Some games are completely proprietary- they show components and game play, but the exact rules, cards, and pieces are not given until a person buys it. My instinct is to follow this model. However, there is another way.
Other games provide a free PDF download of the rules, and some even give a Print and Play (PNP) version. At first blush it seems like this is giving away the keys to the kingdom. Why would someone buy a game they can play for free? And what's to stop someone from taking all your hard work and coopting it as their own?
Aside from these reservations, there are clear advantages to the free and open model. When considering whether to back a game, people are more likely to do so if they have more information. If I have little way of knowing whether I'll like a game, it's less likely I'll be willing to put money down on it.
With these considerations in mind, I think I've found a middle road for Archon Arena. The game consists of 42 combat cards divided into 3 decks at play time. In addition, there are 5 posture cards and 6 leaders.

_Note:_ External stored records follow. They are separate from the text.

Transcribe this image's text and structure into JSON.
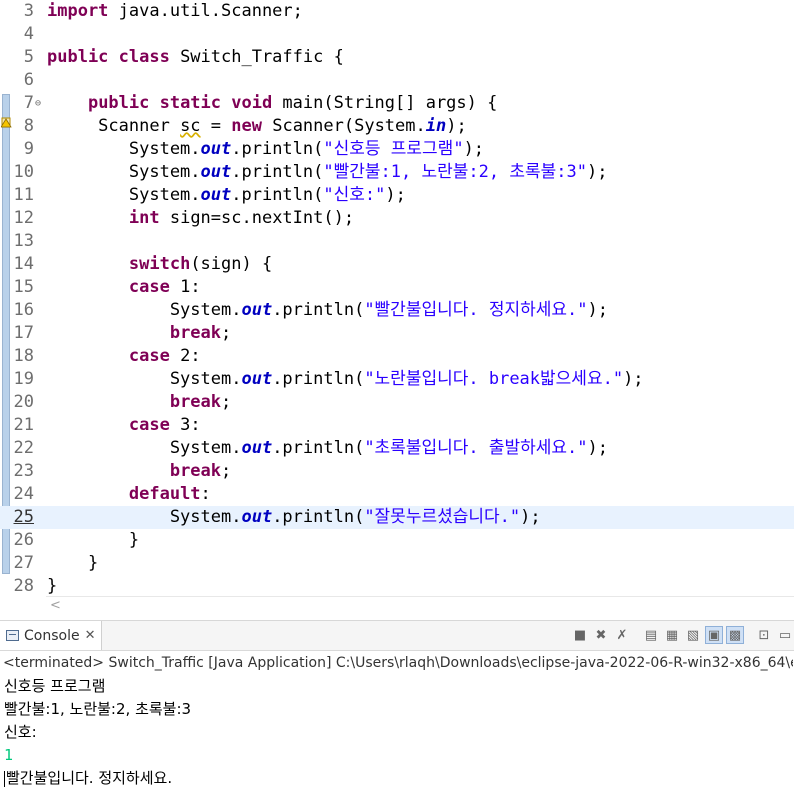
{
  "editor": {
    "lines": [
      {
        "num": "3",
        "code": "<span class=\"kw\">import</span> java.util.Scanner;"
      },
      {
        "num": "4",
        "code": ""
      },
      {
        "num": "5",
        "code": "<span class=\"kw\">public class</span> Switch_Traffic {"
      },
      {
        "num": "6",
        "code": ""
      },
      {
        "num": "7",
        "code": "    <span class=\"kw\">public static void</span> main(String[] args) {",
        "fold": "⊖"
      },
      {
        "num": "8",
        "code": "     Scanner <span class=\"warnvar\">sc</span> = <span class=\"kw\">new</span> Scanner(System.<span class=\"fld\">in</span>);"
      },
      {
        "num": "9",
        "code": "        System.<span class=\"fld\">out</span>.println(<span class=\"str\">\"신호등 프로그램\"</span>);"
      },
      {
        "num": "10",
        "code": "        System.<span class=\"fld\">out</span>.println(<span class=\"str\">\"빨간불:1, 노란불:2, 초록불:3\"</span>);"
      },
      {
        "num": "11",
        "code": "        System.<span class=\"fld\">out</span>.println(<span class=\"str\">\"신호:\"</span>);"
      },
      {
        "num": "12",
        "code": "        <span class=\"kw\">int</span> sign=sc.nextInt();"
      },
      {
        "num": "13",
        "code": ""
      },
      {
        "num": "14",
        "code": "        <span class=\"kw\">switch</span>(sign) {"
      },
      {
        "num": "15",
        "code": "        <span class=\"kw\">case</span> 1:"
      },
      {
        "num": "16",
        "code": "            System.<span class=\"fld\">out</span>.println(<span class=\"str\">\"빨간불입니다. 정지하세요.\"</span>);"
      },
      {
        "num": "17",
        "code": "            <span class=\"kw\">break</span>;"
      },
      {
        "num": "18",
        "code": "        <span class=\"kw\">case</span> 2:"
      },
      {
        "num": "19",
        "code": "            System.<span class=\"fld\">out</span>.println(<span class=\"str\">\"노란불입니다. break밟으세요.\"</span>);"
      },
      {
        "num": "20",
        "code": "            <span class=\"kw\">break</span>;"
      },
      {
        "num": "21",
        "code": "        <span class=\"kw\">case</span> 3:"
      },
      {
        "num": "22",
        "code": "            System.<span class=\"fld\">out</span>.println(<span class=\"str\">\"초록불입니다. 출발하세요.\"</span>);"
      },
      {
        "num": "23",
        "code": "            <span class=\"kw\">break</span>;"
      },
      {
        "num": "24",
        "code": "        <span class=\"kw\">default</span>:"
      },
      {
        "num": "25",
        "code": "            System.<span class=\"fld\">out</span>.println(<span class=\"str\">\"잘못누르셨습니다.\"</span>);",
        "current": true
      },
      {
        "num": "26",
        "code": "        }"
      },
      {
        "num": "27",
        "code": "    }"
      },
      {
        "num": "28",
        "code": "}"
      }
    ]
  },
  "console": {
    "tab_label": "Console",
    "terminated": "<terminated> Switch_Traffic [Java Application] C:\\Users\\rlaqh\\Downloads\\eclipse-java-2022-06-R-win32-x86_64\\eclipse",
    "output": [
      {
        "text": "신호등 프로그램"
      },
      {
        "text": "빨간불:1, 노란불:2, 초록불:3"
      },
      {
        "text": "신호:"
      },
      {
        "text": "1",
        "input": true
      },
      {
        "text": "빨간불입니다. 정지하세요.",
        "caret": true
      }
    ]
  }
}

My idea is to provide a PNP version with enough cards to play one battle. So rather than all the cards, I'd have a version with just 14 combat cards, the postures, and 2 of the leaders. This would be enough to give people a taste of the rules and game play without giving everything away. I'd also include just the info on the cards, not the artwork, so there is added incentive for people to buy the full game.
While it seems that free and open and proprietary are mutually exclusive alternatives, I'm hoping that this middle approach can give the best of both worlds. Maybe it will work for you too.
Thanks to Artrimis on TGC for inspiring this post.